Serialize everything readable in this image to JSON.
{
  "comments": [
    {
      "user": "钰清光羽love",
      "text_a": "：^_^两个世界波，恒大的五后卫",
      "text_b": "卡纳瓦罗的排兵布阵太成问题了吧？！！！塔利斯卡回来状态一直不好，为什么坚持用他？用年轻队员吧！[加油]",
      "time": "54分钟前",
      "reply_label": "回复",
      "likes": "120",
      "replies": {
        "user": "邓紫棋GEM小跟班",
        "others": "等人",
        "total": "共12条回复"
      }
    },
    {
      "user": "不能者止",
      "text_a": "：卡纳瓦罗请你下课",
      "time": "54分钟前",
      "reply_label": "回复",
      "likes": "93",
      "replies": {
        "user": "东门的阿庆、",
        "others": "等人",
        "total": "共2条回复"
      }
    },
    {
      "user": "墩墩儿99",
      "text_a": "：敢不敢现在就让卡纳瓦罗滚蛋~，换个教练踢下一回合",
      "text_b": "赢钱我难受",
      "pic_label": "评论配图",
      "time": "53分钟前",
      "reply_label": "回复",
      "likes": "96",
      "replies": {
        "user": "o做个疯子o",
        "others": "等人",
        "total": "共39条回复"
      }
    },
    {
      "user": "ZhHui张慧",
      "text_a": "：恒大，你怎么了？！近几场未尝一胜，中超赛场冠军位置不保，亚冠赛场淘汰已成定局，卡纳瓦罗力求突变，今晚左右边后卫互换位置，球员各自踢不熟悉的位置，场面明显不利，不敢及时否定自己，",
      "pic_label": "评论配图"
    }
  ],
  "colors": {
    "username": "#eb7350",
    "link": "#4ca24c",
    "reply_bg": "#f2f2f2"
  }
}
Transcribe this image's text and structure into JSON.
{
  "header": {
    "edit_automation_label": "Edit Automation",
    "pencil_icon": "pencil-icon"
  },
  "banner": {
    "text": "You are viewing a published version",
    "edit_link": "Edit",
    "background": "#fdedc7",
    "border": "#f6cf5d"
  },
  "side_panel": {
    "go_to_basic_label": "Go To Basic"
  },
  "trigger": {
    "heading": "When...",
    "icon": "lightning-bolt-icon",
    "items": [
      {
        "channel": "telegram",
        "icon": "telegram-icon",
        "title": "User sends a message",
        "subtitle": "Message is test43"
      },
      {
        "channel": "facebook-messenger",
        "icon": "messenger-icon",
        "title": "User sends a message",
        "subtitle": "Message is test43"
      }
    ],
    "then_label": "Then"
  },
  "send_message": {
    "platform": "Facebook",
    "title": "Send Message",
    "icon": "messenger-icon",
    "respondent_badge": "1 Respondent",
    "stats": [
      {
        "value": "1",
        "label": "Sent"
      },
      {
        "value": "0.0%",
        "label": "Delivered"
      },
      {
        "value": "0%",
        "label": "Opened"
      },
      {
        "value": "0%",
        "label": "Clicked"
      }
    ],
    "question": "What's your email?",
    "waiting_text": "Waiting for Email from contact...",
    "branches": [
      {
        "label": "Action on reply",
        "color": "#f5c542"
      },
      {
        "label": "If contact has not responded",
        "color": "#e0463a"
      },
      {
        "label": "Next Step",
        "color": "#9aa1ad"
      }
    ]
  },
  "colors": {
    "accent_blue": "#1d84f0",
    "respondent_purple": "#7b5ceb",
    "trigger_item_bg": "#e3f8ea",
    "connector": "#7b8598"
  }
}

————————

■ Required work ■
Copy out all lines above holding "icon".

■ Solution ■
    "pencil_icon": "pencil-icon"
    "icon": "lightning-bolt-icon",
        "icon": "telegram-icon",
        "icon": "messenger-icon",
    "icon": "messenger-icon",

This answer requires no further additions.